Imagine a program that creates jobs for young adults while protecting the environment and helping local governments meet nutrient reduction quotas put forth by the Chesapeake Bay Total Maximum Daily Load. Now imagine this happening throughout the Chesapeake Bay watershed; hundreds of young adults spending their summer break installing rain gardens; planting and watering trees; and engaging community members.

In the Alliance for the Chesapeake Bay's efforts to engage communities to take action to protect and restore the Bay and its watershed, we believe an effort such as this could make great strides in helping to improve our local rivers, clean up the Bay in the near term and stimulate community engagement in Bay issues for the future.

In May, the Alliance, together with Howard County Executive Ken Ulman and our partners — PATH (People Acting Together in Howard), the University of Maryland Sea Grant Extension program and the Parks & People Foundation — kicked off the READY program (Restoring the Environment and Developing Youth), a local effort to address two separate but connected issues in Howard County, MD, and other local communities throughout the Bay watershed.

READY is funded by Howard County and designed to meet both environmental and employment goals. Young adults from the county will spend their summer break installing about three dozen rain gardens on institutional properties such as schools and church grounds while earning money and gaining job experience that will help further their careers.

The Alliance believes that the best way to restore the Bay watershed is through a collaborative approach — creating diverse and strong partnerships. This project is a great example of that goal.

PATH, the driving force to get the county involved, is a multi-racial, multi-faith, nonpartisan citizens' organization rooted in local congregations and associations of Howard County. PATH organizes and mobilizes community leaders around issues that directly impact their lives.

Howard County has an aggressive stormwater program that supports green approaches and has provided the resources to implement the project as well as identify sites needing work.
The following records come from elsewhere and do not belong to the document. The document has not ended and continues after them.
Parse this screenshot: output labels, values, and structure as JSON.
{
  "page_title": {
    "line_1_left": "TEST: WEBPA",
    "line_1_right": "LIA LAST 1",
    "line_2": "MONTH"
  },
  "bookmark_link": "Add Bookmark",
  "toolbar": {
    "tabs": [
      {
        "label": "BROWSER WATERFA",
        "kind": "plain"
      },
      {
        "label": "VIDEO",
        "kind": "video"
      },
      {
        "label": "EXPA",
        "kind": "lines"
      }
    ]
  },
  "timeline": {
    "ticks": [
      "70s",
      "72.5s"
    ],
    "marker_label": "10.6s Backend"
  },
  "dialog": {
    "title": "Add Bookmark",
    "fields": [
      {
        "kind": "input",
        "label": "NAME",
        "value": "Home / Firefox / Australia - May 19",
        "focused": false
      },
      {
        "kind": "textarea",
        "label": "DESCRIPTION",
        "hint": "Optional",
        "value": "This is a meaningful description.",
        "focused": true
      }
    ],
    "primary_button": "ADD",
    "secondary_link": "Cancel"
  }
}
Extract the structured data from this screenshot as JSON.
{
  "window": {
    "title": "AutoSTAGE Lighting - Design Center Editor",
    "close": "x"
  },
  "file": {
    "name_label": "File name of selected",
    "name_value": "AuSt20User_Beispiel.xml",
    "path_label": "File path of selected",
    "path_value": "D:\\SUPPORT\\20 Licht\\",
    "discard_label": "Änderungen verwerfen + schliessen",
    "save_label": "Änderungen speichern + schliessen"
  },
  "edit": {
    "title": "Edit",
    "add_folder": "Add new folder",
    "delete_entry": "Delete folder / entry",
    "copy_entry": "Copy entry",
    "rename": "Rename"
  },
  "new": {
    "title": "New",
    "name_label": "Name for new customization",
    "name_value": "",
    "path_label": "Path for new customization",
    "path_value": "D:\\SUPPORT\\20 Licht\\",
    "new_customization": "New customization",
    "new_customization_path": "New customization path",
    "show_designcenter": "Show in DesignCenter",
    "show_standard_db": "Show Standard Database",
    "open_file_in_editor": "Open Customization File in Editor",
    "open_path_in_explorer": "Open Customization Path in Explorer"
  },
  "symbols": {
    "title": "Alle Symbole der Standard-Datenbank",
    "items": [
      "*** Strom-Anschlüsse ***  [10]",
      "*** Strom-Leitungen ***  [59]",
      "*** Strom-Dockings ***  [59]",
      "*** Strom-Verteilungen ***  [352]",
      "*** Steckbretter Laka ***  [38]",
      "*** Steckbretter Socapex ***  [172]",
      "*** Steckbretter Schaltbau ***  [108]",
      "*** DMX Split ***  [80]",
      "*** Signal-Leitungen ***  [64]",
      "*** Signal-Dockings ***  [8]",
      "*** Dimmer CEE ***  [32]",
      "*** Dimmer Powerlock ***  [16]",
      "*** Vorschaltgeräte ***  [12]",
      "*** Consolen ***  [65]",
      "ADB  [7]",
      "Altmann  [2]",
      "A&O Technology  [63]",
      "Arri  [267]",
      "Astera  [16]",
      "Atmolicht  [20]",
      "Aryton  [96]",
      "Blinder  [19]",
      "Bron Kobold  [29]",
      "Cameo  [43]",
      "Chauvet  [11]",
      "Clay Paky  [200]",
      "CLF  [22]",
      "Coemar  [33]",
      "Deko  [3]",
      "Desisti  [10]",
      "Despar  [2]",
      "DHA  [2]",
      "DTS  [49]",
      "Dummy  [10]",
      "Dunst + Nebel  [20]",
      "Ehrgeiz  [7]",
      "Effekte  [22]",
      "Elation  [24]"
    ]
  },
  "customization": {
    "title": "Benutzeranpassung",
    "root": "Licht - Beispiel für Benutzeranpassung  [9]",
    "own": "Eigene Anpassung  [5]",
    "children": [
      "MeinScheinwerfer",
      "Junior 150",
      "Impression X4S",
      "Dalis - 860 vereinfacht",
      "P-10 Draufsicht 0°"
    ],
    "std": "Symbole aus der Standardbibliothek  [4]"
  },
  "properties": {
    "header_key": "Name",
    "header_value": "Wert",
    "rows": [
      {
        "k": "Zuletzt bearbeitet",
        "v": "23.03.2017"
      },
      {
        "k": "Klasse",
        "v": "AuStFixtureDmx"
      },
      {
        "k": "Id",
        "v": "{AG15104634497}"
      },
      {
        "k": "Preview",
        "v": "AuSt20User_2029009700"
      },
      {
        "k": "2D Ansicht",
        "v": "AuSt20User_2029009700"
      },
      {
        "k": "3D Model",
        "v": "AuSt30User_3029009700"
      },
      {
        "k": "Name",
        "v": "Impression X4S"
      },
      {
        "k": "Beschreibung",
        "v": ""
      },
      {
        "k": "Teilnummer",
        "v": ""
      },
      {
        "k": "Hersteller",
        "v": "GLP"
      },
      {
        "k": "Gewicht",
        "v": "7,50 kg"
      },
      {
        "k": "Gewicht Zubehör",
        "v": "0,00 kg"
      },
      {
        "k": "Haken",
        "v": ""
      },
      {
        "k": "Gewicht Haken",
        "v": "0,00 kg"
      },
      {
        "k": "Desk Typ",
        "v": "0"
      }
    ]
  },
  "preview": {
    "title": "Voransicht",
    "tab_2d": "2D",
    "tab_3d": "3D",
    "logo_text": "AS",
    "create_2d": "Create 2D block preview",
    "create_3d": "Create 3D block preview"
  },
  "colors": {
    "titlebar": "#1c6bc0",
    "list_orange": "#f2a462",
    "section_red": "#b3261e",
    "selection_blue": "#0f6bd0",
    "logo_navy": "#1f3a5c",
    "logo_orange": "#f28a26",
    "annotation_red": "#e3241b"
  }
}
Our Sea Grant partners bring a strong training and technical design background. Parks & People is helping to evaluate success and share their experience working with youth. These partners, along with the supportive citizens of Howard County, will ensure the success of the project.

"This partnership could not be more timely," Ulman said. "Howard County is about to receive new mandates from the Maryland Department of the Environment that will require considerable effort to reduce our stormwater impacts on area streams and the Bay.

"Employing and training our youth in this emerging green industry sector and then taking on projects to address the demands of our new stormwater permit is a win both for our young adults and the environment."

In this first year of the partnership, the Alliance has hired 30 young adults from Howard County with the hope that our proven success this year will lead to additional years where we can put more young adults to work and see them take on even greater and more diverse stormwater reduction and stream restoration activities.

We hope the READY project will serve as a model that other local jurisdictions in the watershed can consider when making decisions about spending on stormwater infrastructure.

Supporting job growth in local communities while saving money and reducing stormwater runoff could be a way to improve both the health of local streams and the health of the local community at the same time.